“Credit providers and debt management firms that look to take advantage of vulnerable consumers are in our sights and we expect further action in the coming months against operators in this area,” Court said.
“ASIC’s enforcement action against predatory lending is not limited to court action. We will continue to use our full suite of powers to protect consumers looking to access credit.”
Court said this could include a stop order for breaching the financial product design and distribution requirements, or a warning to the company directly via monitoring and surveillance programs.
“In the first quarter of 2023, ClearLoans was ordered to pay more than $6m in penalties for failing to act efficiently, honestly and fairly when dealing with debtors in financial hardship as well as other misconduct,” she said.
“ASIC also took action against credit provider Green County and issued stop orders on several credit products, including a credit for rent product.’
ASIC said its case against TerraCom marked the first time the regulator had taken action alleging breaches of whistleblower protection laws.
“The enforcement outcomes of the last quarter reflect that we will not hesitate to take swift action where we see misconduct that harms consumers or undermines market integrity. Where appropriate, we will also test new areas of the law, as we are doing with our greenwashing and whistleblower cases,” said Court.

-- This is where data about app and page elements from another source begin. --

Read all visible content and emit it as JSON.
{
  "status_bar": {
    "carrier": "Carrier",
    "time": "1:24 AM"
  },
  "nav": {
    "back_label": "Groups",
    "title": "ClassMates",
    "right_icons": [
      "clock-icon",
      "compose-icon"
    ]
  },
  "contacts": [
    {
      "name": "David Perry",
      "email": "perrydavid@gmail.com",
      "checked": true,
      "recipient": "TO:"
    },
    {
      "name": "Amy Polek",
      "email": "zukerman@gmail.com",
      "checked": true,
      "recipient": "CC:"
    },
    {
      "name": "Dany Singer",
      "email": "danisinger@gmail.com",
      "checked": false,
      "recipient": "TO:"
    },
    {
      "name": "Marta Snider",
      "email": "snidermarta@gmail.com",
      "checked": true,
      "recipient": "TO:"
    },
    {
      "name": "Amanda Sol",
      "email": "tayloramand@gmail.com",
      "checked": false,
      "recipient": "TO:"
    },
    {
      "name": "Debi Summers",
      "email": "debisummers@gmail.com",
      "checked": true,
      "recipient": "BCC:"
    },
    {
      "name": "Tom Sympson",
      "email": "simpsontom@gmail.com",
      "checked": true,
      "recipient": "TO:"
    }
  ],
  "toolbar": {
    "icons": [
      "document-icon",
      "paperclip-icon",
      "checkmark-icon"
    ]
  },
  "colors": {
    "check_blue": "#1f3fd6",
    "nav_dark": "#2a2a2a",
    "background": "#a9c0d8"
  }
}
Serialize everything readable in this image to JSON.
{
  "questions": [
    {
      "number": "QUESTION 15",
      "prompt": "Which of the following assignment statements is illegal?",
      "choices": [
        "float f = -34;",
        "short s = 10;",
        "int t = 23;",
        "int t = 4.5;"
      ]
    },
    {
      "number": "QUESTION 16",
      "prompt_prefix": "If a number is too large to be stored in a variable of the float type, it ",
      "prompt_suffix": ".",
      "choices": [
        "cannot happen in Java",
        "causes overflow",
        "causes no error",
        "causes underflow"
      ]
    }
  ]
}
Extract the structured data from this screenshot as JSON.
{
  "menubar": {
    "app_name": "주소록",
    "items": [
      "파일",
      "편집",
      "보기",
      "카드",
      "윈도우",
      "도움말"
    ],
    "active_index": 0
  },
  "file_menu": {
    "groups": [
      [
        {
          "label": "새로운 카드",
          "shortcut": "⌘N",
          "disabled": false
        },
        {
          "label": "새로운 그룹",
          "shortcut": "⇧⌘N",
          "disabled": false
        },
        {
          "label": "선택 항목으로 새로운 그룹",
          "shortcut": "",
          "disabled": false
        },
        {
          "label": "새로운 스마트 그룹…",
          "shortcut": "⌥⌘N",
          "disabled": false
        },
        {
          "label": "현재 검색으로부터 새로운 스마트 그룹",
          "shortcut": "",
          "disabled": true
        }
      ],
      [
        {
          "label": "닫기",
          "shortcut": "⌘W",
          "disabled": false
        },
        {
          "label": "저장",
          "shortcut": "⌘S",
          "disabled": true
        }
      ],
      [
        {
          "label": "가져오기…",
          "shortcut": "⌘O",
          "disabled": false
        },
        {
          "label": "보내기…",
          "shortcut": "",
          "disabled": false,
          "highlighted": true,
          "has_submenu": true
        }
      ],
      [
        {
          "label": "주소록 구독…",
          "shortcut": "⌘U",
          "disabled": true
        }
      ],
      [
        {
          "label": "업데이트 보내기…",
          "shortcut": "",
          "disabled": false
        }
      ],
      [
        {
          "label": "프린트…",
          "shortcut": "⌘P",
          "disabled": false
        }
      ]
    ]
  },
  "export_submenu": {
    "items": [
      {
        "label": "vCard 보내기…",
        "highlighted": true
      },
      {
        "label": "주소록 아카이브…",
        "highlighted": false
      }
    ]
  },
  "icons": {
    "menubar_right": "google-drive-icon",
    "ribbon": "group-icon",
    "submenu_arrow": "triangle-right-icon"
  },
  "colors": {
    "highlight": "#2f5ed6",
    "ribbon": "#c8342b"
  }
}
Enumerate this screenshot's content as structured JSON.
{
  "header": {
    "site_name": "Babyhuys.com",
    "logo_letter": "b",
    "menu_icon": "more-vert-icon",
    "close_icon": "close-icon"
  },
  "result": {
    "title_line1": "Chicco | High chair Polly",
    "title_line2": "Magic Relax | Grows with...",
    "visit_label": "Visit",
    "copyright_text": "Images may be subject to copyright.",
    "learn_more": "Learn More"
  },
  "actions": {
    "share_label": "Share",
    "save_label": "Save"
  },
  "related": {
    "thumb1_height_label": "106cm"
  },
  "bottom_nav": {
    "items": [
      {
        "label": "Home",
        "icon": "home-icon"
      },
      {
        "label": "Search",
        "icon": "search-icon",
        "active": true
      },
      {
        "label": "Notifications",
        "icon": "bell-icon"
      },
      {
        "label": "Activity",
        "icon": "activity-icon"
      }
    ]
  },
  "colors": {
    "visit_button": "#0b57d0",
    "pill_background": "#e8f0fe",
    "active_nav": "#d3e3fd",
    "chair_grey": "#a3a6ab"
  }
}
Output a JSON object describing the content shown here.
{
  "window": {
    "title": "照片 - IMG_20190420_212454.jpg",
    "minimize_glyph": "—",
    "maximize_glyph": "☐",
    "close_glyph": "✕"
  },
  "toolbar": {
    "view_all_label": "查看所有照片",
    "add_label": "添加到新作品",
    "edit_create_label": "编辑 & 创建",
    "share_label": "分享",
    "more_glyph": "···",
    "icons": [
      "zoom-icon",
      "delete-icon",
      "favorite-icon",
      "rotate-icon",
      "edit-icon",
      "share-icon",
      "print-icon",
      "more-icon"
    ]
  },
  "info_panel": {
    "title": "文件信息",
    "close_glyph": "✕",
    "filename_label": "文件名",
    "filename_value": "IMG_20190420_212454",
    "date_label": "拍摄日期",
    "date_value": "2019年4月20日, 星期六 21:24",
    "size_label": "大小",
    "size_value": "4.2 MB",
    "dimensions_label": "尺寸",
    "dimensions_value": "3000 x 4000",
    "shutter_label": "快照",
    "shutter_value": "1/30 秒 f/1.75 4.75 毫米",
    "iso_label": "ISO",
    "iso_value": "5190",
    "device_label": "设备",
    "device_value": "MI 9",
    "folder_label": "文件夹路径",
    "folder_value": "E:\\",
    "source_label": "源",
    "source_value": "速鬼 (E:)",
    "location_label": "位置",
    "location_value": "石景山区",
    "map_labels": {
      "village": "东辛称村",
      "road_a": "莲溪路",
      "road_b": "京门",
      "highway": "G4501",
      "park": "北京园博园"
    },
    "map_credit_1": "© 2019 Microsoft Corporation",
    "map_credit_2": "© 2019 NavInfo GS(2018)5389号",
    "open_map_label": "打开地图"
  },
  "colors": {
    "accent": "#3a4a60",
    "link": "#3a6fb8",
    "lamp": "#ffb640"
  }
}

ASIC said that, in addition to enforcement action, it was providing guidance to the industry to help companies better comply with their obligations and deliver better outcomes for consumers.
Meanwhile, ASIC published its Indigenous Financial Services Framework in February to support positive financial outcomes for First Nations people.
ASIC also provided a final update on compensation for consumers who suffered loss or detriment because of fees for no service misconduct or non-compliant advice. ASIC said six of Australia’s largest banks and financial institutions paid or offered a total of over $4.7bn to affected customers over the eight years that ASIC monitored the remediation programs.